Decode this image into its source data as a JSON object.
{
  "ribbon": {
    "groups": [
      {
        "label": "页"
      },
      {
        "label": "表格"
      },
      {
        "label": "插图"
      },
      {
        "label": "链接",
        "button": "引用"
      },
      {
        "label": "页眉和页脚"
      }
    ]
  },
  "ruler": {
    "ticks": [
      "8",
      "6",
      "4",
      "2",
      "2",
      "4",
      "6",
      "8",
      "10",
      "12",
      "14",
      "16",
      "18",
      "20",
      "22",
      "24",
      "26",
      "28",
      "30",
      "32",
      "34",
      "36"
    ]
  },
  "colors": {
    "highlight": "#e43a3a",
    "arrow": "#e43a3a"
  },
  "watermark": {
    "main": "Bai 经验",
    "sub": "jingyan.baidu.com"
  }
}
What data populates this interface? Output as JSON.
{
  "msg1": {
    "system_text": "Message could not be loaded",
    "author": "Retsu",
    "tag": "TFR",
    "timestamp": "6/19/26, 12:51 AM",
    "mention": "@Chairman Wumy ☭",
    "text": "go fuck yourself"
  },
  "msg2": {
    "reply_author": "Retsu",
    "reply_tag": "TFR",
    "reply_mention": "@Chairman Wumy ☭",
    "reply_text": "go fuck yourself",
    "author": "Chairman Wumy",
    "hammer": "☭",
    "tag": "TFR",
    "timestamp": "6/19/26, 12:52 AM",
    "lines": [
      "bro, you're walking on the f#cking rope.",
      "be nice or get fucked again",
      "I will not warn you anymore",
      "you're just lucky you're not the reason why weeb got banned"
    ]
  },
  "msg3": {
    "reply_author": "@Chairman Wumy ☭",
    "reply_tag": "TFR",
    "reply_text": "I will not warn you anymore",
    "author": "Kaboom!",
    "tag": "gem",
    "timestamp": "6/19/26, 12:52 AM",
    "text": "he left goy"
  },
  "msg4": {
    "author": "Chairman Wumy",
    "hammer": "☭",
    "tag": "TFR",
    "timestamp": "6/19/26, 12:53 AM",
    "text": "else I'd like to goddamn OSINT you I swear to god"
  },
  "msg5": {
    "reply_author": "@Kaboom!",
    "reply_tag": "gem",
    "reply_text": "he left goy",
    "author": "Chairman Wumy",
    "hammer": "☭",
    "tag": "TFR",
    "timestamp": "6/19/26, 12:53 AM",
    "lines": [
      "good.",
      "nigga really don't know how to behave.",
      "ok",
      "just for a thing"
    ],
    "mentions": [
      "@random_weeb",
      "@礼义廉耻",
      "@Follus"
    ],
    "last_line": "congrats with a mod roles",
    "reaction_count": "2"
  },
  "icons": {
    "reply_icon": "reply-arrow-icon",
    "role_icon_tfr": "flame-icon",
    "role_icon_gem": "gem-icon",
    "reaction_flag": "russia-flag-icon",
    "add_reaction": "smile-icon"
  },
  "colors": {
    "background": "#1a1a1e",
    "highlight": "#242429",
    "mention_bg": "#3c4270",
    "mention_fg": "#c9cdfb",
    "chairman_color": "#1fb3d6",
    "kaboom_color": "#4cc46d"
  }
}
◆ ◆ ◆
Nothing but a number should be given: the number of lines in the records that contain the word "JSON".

## TASK RESULT:
2